━━ INFORMATION GIVEN
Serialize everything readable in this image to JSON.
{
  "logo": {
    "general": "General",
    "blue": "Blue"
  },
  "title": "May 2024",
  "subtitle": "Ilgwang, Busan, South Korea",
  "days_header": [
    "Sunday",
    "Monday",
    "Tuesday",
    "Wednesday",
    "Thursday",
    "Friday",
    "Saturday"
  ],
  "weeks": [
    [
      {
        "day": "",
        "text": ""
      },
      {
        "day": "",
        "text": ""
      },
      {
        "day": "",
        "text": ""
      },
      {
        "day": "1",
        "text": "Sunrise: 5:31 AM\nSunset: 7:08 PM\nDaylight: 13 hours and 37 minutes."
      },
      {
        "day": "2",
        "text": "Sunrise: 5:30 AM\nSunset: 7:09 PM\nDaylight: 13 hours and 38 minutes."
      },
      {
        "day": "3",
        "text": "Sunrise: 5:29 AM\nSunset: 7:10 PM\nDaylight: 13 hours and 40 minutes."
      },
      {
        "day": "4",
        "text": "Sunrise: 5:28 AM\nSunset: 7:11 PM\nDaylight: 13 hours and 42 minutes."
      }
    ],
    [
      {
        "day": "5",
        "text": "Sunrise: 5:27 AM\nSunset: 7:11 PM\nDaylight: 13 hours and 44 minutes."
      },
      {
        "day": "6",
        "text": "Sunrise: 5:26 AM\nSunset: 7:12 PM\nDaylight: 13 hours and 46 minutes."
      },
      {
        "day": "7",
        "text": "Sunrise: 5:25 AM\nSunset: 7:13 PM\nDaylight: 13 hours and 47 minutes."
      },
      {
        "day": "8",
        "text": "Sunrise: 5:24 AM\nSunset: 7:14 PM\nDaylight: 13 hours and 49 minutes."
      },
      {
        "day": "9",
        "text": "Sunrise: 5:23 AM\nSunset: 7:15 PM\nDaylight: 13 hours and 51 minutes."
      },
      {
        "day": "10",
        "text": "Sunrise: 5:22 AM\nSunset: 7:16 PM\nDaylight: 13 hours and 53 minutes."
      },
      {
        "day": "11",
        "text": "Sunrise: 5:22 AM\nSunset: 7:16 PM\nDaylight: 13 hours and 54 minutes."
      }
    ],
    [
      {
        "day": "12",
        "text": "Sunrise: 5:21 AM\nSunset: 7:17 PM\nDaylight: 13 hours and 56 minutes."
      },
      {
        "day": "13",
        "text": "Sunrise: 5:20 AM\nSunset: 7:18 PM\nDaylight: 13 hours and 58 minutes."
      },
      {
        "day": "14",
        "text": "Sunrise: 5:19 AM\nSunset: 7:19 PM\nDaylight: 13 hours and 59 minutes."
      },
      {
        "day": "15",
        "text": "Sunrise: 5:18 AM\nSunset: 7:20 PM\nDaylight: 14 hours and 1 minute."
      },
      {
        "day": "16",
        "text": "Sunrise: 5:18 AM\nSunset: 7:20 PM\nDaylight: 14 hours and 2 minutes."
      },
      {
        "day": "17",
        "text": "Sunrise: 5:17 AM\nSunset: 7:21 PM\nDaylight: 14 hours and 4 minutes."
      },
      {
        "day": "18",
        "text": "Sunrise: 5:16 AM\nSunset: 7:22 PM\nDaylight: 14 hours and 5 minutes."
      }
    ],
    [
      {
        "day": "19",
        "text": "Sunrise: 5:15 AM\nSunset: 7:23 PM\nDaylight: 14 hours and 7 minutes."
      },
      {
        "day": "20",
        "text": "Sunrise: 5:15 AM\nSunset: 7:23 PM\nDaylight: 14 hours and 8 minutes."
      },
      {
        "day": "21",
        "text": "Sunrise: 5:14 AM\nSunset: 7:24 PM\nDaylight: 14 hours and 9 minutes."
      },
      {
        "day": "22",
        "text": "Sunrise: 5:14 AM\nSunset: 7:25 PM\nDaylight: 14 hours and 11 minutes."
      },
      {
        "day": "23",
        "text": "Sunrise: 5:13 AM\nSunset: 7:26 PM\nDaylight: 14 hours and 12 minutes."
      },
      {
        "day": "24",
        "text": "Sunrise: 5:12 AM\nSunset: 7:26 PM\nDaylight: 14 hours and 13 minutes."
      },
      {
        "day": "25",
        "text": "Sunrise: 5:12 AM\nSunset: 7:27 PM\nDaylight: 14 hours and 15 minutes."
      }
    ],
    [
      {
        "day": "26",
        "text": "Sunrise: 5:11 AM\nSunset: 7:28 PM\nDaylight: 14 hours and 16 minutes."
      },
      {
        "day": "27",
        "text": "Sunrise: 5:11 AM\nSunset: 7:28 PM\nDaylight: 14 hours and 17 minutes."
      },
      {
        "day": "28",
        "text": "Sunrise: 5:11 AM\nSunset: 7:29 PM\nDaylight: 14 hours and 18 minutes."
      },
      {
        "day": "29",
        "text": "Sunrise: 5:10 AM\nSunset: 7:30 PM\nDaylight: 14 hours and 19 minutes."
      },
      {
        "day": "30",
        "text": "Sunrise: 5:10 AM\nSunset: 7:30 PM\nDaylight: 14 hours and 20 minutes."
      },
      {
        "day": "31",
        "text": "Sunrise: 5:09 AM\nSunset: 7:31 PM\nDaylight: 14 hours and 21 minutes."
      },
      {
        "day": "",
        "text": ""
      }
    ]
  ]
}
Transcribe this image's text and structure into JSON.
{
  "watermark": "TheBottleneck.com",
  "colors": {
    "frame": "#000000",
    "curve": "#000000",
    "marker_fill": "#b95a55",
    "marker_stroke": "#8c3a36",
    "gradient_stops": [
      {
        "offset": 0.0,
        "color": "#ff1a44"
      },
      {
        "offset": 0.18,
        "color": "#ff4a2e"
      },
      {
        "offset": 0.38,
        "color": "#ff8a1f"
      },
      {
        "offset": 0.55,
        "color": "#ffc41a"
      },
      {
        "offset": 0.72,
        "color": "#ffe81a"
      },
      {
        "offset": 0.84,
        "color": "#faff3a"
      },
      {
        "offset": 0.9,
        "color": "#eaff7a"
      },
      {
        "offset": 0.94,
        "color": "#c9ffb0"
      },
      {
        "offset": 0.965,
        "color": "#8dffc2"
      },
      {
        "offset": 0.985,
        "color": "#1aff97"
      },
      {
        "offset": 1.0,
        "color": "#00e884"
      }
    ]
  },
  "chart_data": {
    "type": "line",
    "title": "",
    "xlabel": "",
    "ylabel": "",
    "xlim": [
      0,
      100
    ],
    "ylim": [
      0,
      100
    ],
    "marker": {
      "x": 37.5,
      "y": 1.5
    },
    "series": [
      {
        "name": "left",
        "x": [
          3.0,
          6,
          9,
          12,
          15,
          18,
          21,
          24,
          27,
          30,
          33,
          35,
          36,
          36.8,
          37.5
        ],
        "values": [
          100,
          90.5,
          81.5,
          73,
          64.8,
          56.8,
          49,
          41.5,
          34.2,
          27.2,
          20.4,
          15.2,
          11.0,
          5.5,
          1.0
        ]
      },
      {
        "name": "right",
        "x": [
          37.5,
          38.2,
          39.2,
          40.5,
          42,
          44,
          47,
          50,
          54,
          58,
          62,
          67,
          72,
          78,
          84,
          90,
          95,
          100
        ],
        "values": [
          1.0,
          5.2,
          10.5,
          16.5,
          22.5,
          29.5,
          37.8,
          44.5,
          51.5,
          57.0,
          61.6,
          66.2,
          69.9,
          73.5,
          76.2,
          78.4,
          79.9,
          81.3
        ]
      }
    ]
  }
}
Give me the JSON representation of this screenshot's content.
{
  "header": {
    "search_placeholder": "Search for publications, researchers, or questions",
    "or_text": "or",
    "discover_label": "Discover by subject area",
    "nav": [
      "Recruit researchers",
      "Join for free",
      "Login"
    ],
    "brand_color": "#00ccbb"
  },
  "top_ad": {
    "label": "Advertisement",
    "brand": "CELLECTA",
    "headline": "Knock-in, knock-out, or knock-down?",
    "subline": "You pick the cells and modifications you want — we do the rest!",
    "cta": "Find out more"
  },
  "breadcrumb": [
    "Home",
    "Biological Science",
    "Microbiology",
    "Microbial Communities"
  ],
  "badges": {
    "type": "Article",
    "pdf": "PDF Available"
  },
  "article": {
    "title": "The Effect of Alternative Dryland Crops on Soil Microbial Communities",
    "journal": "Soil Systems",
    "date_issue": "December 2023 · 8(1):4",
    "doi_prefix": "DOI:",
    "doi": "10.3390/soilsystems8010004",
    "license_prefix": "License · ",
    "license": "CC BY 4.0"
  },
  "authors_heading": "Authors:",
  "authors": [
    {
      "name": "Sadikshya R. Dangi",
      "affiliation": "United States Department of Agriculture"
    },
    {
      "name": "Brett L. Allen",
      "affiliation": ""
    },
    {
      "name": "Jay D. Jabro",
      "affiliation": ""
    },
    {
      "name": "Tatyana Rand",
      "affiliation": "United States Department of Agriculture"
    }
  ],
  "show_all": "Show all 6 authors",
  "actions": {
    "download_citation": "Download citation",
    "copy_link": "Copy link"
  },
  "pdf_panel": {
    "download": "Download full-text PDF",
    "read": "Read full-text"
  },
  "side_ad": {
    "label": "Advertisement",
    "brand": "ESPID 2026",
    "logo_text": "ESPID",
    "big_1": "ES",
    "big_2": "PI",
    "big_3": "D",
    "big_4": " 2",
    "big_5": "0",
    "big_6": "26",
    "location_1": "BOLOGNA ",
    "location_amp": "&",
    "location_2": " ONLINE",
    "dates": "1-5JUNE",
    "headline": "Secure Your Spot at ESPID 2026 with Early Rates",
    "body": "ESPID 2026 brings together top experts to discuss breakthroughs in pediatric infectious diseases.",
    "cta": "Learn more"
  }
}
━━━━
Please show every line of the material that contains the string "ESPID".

▶ YOUR SOLUTION:
    "brand": "ESPID 2026",
    "logo_text": "ESPID",
    "headline": "Secure Your Spot at ESPID 2026 with Early Rates",
    "body": "ESPID 2026 brings together top experts to discuss breakthroughs in pediatric infectious diseases.",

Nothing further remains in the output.